►
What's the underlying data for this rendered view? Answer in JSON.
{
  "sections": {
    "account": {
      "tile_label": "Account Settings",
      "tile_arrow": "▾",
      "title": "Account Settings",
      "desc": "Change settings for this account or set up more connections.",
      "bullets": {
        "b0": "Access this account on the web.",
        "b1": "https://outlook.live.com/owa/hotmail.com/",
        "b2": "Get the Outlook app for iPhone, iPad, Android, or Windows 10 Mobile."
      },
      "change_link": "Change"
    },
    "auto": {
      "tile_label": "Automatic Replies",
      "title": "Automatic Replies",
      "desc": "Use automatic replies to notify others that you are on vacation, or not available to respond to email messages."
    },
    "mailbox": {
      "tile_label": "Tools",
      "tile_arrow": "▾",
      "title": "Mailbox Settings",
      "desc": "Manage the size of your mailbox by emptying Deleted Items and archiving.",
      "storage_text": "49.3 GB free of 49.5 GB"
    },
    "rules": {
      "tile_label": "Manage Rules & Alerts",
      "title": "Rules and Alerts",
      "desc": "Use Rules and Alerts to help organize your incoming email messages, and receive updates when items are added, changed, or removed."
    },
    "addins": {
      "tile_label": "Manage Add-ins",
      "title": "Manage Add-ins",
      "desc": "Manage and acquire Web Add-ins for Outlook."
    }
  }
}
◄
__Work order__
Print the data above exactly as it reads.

__Problem solution__
What's the underlying data for this rendered view? Answer in JSON.
{
  "sections": {
    "account": {
      "tile_label": "Account Settings",
      "tile_arrow": "▾",
      "title": "Account Settings",
      "desc": "Change settings for this account or set up more connections.",
      "bullets": {
        "b0": "Access this account on the web.",
        "b1": "https://outlook.live.com/owa/hotmail.com/",
        "b2": "Get the Outlook app for iPhone, iPad, Android, or Windows 10 Mobile."
      },
      "change_link": "Change"
    },
    "auto": {
      "tile_label": "Automatic Replies",
      "title": "Automatic Replies",
      "desc": "Use automatic replies to notify others that you are on vacation, or not available to respond to email messages."
    },
    "mailbox": {
      "tile_label": "Tools",
      "tile_arrow": "▾",
      "title": "Mailbox Settings",
      "desc": "Manage the size of your mailbox by emptying Deleted Items and archiving.",
      "storage_text": "49.3 GB free of 49.5 GB"
    },
    "rules": {
      "tile_label": "Manage Rules & Alerts",
      "title": "Rules and Alerts",
      "desc": "Use Rules and Alerts to help organize your incoming email messages, and receive updates when items are added, changed, or removed."
    },
    "addins": {
      "tile_label": "Manage Add-ins",
      "title": "Manage Add-ins",
      "desc": "Manage and acquire Web Add-ins for Outlook."
    }
  }
}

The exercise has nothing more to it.